**Work request**
The answer must be every line of the records in which the string "icon" appears.

=== Provided data ===

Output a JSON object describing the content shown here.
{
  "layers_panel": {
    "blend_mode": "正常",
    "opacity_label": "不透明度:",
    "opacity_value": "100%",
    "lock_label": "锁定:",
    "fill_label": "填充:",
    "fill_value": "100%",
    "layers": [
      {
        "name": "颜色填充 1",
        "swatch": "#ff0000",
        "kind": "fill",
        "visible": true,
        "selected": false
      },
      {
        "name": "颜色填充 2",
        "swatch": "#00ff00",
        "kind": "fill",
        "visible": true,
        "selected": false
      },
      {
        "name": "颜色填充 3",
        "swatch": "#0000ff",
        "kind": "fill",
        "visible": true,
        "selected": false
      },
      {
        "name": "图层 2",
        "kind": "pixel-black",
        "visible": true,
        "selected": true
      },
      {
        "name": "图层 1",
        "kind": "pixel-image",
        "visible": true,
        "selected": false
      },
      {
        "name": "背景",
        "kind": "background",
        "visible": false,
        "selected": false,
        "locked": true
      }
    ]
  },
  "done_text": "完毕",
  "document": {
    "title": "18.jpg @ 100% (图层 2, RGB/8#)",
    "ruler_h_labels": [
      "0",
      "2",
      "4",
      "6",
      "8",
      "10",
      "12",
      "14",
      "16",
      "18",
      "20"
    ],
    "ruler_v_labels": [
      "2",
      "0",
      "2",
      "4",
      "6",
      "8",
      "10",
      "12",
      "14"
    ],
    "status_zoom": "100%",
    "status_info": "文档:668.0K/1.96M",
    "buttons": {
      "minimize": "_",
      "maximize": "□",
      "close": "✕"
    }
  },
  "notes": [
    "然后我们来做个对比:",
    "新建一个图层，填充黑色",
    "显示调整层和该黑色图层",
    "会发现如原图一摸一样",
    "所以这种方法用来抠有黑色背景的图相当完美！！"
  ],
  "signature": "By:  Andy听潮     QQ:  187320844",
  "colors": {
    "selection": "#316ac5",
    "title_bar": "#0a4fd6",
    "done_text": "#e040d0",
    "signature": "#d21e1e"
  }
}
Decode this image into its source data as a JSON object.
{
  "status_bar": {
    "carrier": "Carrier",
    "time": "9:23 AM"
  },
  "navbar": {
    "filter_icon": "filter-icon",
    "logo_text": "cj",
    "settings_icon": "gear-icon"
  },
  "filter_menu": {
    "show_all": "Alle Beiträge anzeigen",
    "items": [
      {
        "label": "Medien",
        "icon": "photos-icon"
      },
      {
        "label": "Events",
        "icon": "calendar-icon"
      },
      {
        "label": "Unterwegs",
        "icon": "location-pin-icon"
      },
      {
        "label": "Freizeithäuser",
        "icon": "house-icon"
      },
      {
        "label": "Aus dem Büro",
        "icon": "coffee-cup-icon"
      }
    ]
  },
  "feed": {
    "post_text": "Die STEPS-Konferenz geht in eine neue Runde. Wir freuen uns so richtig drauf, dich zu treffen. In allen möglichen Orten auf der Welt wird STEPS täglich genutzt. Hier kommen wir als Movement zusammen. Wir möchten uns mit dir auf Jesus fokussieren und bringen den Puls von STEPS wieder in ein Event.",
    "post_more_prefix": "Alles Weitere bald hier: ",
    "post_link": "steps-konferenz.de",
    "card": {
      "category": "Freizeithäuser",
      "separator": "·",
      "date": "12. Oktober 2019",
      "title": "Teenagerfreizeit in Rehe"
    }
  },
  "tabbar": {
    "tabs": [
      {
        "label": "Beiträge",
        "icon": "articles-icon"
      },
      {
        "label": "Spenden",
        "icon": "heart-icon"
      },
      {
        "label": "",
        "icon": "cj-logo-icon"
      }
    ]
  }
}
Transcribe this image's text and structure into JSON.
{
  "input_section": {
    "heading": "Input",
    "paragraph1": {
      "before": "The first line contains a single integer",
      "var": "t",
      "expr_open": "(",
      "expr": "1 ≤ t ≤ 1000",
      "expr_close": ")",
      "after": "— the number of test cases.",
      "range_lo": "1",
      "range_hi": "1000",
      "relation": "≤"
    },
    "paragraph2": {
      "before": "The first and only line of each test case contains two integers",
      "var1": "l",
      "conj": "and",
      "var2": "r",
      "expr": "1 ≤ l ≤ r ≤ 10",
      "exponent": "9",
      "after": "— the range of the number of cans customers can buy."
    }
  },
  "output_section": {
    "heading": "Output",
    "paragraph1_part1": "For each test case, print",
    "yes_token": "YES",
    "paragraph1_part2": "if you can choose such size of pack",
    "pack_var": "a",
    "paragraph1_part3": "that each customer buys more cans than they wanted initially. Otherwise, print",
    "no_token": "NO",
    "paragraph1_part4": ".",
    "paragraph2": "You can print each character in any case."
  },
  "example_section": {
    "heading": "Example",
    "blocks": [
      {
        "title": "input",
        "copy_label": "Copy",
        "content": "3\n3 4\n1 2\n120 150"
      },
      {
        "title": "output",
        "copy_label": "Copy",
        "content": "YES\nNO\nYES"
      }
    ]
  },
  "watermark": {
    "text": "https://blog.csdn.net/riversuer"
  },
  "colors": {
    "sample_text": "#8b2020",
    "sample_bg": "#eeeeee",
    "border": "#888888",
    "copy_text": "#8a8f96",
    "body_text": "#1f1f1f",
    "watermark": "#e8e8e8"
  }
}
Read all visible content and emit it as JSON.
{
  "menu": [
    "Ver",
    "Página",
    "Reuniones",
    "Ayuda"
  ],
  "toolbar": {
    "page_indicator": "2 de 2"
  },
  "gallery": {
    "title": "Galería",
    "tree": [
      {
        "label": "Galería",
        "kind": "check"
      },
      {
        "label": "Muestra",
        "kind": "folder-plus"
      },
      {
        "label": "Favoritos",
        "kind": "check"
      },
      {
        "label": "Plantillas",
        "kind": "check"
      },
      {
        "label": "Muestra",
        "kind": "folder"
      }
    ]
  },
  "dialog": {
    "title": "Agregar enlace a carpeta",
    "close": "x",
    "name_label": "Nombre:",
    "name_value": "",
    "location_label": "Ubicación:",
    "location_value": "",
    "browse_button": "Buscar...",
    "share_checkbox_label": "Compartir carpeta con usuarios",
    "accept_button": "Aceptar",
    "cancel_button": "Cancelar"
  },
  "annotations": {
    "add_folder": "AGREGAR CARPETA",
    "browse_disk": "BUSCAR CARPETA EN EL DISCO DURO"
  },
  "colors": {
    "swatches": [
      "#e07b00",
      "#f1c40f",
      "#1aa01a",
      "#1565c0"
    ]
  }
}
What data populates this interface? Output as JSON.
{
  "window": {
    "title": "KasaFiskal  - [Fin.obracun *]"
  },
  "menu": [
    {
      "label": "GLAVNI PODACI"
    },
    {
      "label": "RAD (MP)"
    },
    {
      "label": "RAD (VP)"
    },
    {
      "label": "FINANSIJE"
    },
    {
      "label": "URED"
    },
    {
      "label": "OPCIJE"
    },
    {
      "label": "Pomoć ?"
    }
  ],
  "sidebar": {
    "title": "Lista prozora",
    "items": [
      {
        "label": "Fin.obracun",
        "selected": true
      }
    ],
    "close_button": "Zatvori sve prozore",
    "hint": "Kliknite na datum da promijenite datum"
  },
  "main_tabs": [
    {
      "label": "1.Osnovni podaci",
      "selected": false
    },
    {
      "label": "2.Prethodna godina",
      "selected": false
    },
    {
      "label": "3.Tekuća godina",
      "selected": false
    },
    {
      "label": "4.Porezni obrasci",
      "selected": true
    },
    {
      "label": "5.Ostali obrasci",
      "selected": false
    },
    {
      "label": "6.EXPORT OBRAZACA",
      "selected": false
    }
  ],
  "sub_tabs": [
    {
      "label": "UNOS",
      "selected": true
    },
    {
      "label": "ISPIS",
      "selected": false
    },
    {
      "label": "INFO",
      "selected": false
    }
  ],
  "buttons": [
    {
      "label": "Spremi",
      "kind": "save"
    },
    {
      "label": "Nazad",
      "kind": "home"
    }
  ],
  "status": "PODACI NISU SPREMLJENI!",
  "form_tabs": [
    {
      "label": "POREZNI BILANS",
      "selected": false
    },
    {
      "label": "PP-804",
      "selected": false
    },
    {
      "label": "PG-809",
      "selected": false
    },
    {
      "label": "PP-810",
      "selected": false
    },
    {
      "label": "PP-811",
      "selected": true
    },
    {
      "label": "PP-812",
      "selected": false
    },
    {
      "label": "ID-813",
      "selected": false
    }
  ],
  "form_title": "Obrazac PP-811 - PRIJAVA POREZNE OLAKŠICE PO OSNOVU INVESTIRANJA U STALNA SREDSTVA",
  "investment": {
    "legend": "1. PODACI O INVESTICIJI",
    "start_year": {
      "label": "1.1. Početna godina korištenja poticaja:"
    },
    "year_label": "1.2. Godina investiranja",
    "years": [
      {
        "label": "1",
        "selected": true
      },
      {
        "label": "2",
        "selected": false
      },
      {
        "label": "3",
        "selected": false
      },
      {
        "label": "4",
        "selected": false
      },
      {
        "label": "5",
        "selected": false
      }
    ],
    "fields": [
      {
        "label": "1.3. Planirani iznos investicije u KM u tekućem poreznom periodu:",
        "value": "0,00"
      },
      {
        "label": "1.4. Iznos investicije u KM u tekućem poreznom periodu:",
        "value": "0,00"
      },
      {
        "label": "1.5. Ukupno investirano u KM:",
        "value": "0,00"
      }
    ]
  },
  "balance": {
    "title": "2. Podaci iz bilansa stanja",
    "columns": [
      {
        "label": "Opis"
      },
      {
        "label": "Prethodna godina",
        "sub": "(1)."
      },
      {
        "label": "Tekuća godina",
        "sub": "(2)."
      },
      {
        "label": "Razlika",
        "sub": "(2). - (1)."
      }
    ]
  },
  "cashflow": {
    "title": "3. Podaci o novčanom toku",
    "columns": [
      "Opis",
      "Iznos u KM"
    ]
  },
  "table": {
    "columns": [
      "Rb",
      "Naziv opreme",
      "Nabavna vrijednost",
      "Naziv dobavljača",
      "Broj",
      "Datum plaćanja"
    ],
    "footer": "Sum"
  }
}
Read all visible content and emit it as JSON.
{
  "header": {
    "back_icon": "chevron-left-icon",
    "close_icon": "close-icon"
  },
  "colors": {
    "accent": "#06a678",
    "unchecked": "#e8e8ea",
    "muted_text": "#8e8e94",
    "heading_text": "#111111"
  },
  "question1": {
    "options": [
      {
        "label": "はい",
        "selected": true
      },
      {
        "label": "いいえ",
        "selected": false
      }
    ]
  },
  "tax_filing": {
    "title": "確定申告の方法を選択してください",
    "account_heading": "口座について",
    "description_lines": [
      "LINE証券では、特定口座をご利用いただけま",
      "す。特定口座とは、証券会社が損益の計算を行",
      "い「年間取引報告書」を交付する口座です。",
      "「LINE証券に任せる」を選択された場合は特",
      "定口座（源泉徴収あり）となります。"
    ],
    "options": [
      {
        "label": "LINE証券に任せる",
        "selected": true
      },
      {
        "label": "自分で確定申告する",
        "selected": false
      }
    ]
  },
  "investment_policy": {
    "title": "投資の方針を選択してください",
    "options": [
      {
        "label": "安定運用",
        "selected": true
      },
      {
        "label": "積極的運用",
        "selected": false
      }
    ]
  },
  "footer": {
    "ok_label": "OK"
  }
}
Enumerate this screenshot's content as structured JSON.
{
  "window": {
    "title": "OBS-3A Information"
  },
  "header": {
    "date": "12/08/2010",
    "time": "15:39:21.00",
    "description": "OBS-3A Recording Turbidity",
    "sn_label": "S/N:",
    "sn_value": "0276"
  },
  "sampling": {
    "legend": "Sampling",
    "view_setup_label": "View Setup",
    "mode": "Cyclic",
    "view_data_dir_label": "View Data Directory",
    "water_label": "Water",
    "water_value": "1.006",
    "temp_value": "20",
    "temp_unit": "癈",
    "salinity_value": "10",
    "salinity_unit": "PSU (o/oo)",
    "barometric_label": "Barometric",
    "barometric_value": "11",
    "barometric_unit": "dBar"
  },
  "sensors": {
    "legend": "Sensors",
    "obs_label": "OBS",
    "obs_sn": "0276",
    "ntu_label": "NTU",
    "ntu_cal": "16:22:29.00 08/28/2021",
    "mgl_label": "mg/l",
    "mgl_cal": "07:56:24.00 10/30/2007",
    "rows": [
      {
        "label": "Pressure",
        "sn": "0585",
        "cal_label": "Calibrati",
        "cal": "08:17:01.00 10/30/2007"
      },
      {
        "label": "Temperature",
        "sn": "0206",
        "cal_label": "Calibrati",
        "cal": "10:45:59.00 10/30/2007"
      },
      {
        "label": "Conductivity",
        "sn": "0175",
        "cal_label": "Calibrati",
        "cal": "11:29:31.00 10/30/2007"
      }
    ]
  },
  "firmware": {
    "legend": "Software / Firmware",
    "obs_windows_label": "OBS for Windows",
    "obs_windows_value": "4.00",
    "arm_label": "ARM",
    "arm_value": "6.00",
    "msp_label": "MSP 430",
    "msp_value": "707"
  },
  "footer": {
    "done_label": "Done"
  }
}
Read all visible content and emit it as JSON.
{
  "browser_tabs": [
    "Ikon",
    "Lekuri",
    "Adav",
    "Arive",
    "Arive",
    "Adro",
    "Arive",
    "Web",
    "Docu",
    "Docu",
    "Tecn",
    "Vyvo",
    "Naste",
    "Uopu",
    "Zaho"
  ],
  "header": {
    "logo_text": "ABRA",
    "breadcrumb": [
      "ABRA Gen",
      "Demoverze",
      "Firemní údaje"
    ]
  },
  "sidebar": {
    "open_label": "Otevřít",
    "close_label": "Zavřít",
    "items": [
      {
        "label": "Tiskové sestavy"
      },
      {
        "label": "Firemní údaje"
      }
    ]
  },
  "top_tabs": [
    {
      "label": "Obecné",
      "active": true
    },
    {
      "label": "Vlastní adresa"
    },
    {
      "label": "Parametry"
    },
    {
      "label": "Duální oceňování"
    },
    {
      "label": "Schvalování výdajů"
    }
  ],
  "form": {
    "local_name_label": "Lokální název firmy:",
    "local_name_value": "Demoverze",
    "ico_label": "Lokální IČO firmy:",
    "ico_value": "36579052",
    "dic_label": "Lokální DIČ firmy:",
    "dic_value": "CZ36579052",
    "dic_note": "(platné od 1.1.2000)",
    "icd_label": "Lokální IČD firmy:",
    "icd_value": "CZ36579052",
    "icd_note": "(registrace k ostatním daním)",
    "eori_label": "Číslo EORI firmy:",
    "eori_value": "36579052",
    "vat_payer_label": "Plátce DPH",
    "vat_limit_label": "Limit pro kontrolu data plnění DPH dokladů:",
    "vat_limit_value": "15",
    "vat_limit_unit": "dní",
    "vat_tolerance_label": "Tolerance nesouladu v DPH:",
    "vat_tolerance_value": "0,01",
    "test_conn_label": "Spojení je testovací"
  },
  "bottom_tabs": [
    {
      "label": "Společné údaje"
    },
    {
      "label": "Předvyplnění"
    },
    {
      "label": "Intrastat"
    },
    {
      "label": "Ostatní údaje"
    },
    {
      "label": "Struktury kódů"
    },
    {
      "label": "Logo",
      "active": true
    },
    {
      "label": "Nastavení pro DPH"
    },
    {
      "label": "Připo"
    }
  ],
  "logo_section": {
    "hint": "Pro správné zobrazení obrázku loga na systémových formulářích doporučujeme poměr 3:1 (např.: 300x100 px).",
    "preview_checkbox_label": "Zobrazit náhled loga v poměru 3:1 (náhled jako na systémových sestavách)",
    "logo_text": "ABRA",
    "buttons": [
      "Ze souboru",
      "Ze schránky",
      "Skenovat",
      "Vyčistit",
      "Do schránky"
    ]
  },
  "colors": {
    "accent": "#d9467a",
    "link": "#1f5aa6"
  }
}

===

**Task answer**
    "filter_icon": "filter-icon",
    "settings_icon": "gear-icon"
        "icon": "photos-icon"
        "icon": "calendar-icon"
        "icon": "location-pin-icon"
        "icon": "house-icon"
        "icon": "coffee-cup-icon"
        "icon": "articles-icon"
        "icon": "heart-icon"
        "icon": "cj-logo-icon"
    "back_icon": "chevron-left-icon",
    "close_icon": "close-icon"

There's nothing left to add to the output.